**Problem to solve**
Down to the last line, restate the records word for word, but not the pictures.
═══ Provided material ═══
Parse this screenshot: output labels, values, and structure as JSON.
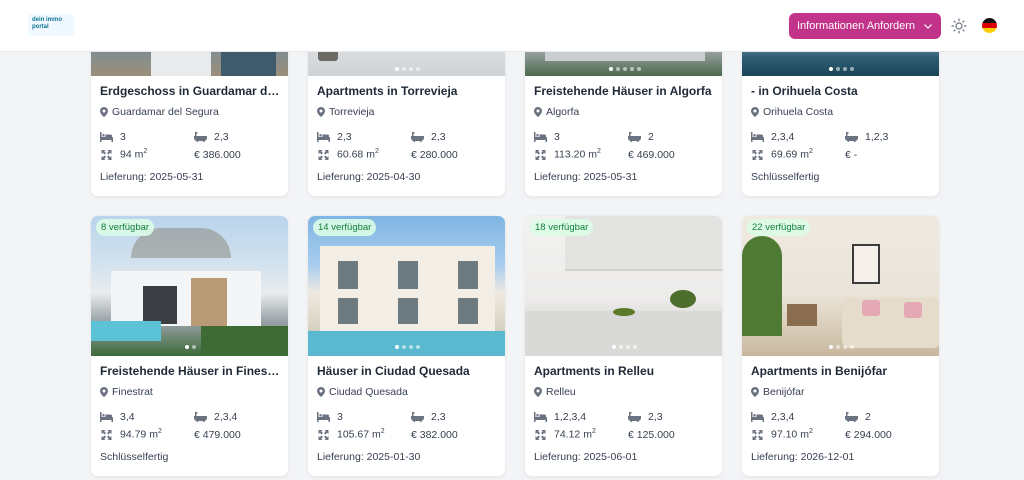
{
  "header": {
    "logo_line1": "dein immo",
    "logo_line2": "portal",
    "cta_label": "Informationen Anfordern",
    "cta_color": "#c2348a"
  },
  "listings": [
    {
      "title": "Erdgeschoss in Guardamar del Segura",
      "location": "Guardamar del Segura",
      "beds": "3",
      "baths": "2,3",
      "area": "94 m",
      "price": "€  386.000",
      "footer": "Lieferung: 2025-05-31",
      "badge": "",
      "dots": 0
    },
    {
      "title": "Apartments in Torrevieja",
      "location": "Torrevieja",
      "beds": "2,3",
      "baths": "2,3",
      "area": "60.68 m",
      "price": "€  280.000",
      "footer": "Lieferung: 2025-04-30",
      "badge": "",
      "dots": 4
    },
    {
      "title": "Freistehende Häuser in Algorfa",
      "location": "Algorfa",
      "beds": "3",
      "baths": "2",
      "area": "113.20 m",
      "price": "€  469.000",
      "footer": "Lieferung: 2025-05-31",
      "badge": "",
      "dots": 5
    },
    {
      "title": "- in Orihuela Costa",
      "location": "Orihuela Costa",
      "beds": "2,3,4",
      "baths": "1,2,3",
      "area": "69.69 m",
      "price": "€  -",
      "footer": "Schlüsselfertig",
      "badge": "",
      "dots": 4
    },
    {
      "title": "Freistehende Häuser in Finestrat",
      "location": "Finestrat",
      "beds": "3,4",
      "baths": "2,3,4",
      "area": "94.79 m",
      "price": "€  479.000",
      "footer": "Schlüsselfertig",
      "badge": "8 verfügbar",
      "dots": 2
    },
    {
      "title": "Häuser in Ciudad Quesada",
      "location": "Ciudad Quesada",
      "beds": "3",
      "baths": "2,3",
      "area": "105.67 m",
      "price": "€  382.000",
      "footer": "Lieferung: 2025-01-30",
      "badge": "14 verfügbar",
      "dots": 4
    },
    {
      "title": "Apartments in Relleu",
      "location": "Relleu",
      "beds": "1,2,3,4",
      "baths": "2,3",
      "area": "74.12 m",
      "price": "€  125.000",
      "footer": "Lieferung: 2025-06-01",
      "badge": "18 verfügbar",
      "dots": 4
    },
    {
      "title": "Apartments in Benijófar",
      "location": "Benijófar",
      "beds": "2,3,4",
      "baths": "2",
      "area": "97.10 m",
      "price": "€  294.000",
      "footer": "Lieferung: 2026-12-01",
      "badge": "22 verfügbar",
      "dots": 4
    }
  ],
  "area_sup": "2",
  "icons": {
    "location": "map-pin-icon",
    "beds": "bed-icon",
    "baths": "bathtub-icon",
    "area": "expand-arrows-icon",
    "theme": "sun-icon",
    "language": "german-flag-icon"
  }
}
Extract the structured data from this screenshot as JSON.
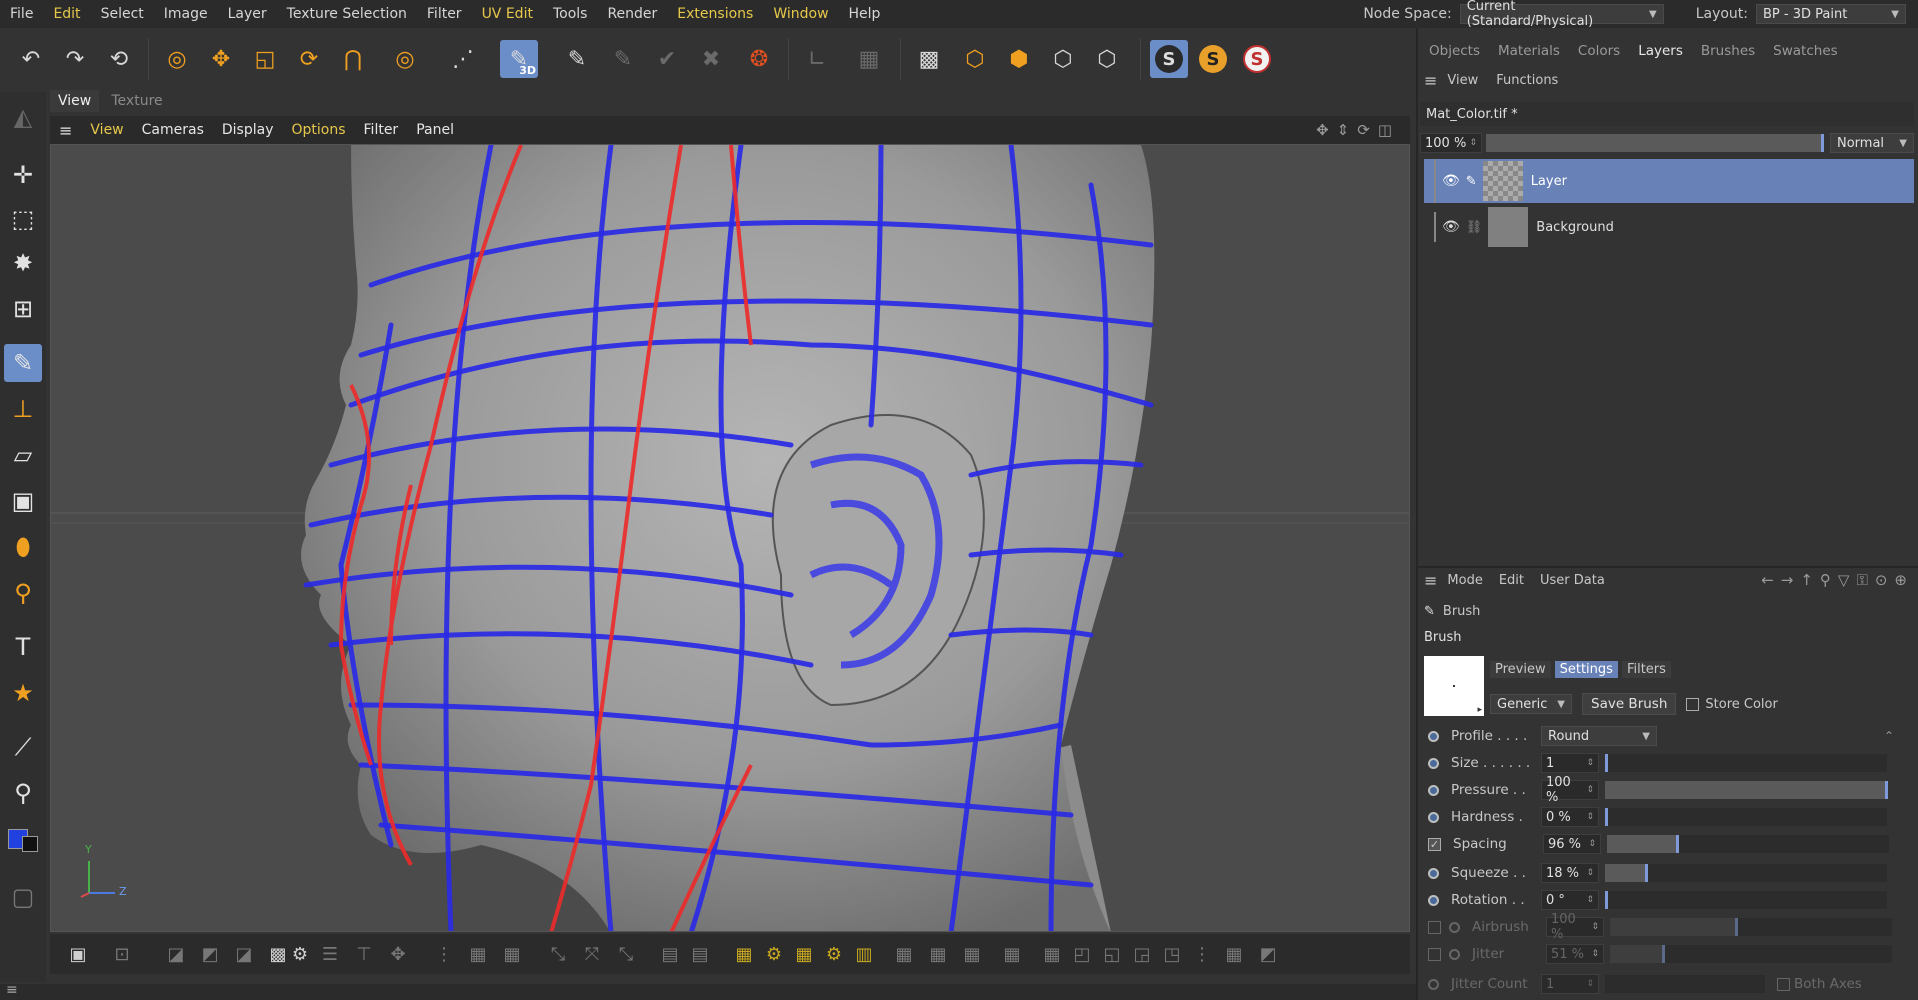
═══
**Answer to this task**
Parse this screenshot: output labels, values, and structure as JSON.
{
  "header": {
    "logo_line1": "dein immo",
    "logo_line2": "portal",
    "cta_label": "Informationen Anfordern",
    "cta_color": "#c2348a"
  },
  "listings": [
    {
      "title": "Erdgeschoss in Guardamar del Segura",
      "location": "Guardamar del Segura",
      "beds": "3",
      "baths": "2,3",
      "area": "94 m",
      "price": "€  386.000",
      "footer": "Lieferung: 2025-05-31",
      "badge": "",
      "dots": 0
    },
    {
      "title": "Apartments in Torrevieja",
      "location": "Torrevieja",
      "beds": "2,3",
      "baths": "2,3",
      "area": "60.68 m",
      "price": "€  280.000",
      "footer": "Lieferung: 2025-04-30",
      "badge": "",
      "dots": 4
    },
    {
      "title": "Freistehende Häuser in Algorfa",
      "location": "Algorfa",
      "beds": "3",
      "baths": "2",
      "area": "113.20 m",
      "price": "€  469.000",
      "footer": "Lieferung: 2025-05-31",
      "badge": "",
      "dots": 5
    },
    {
      "title": "- in Orihuela Costa",
      "location": "Orihuela Costa",
      "beds": "2,3,4",
      "baths": "1,2,3",
      "area": "69.69 m",
      "price": "€  -",
      "footer": "Schlüsselfertig",
      "badge": "",
      "dots": 4
    },
    {
      "title": "Freistehende Häuser in Finestrat",
      "location": "Finestrat",
      "beds": "3,4",
      "baths": "2,3,4",
      "area": "94.79 m",
      "price": "€  479.000",
      "footer": "Schlüsselfertig",
      "badge": "8 verfügbar",
      "dots": 2
    },
    {
      "title": "Häuser in Ciudad Quesada",
      "location": "Ciudad Quesada",
      "beds": "3",
      "baths": "2,3",
      "area": "105.67 m",
      "price": "€  382.000",
      "footer": "Lieferung: 2025-01-30",
      "badge": "14 verfügbar",
      "dots": 4
    },
    {
      "title": "Apartments in Relleu",
      "location": "Relleu",
      "beds": "1,2,3,4",
      "baths": "2,3",
      "area": "74.12 m",
      "price": "€  125.000",
      "footer": "Lieferung: 2025-06-01",
      "badge": "18 verfügbar",
      "dots": 4
    },
    {
      "title": "Apartments in Benijófar",
      "location": "Benijófar",
      "beds": "2,3,4",
      "baths": "2",
      "area": "97.10 m",
      "price": "€  294.000",
      "footer": "Lieferung: 2026-12-01",
      "badge": "22 verfügbar",
      "dots": 4
    }
  ],
  "area_sup": "2",
  "icons": {
    "location": "map-pin-icon",
    "beds": "bed-icon",
    "baths": "bathtub-icon",
    "area": "expand-arrows-icon",
    "theme": "sun-icon",
    "language": "german-flag-icon"
  }
}
Extract the structured data from this screenshot as JSON.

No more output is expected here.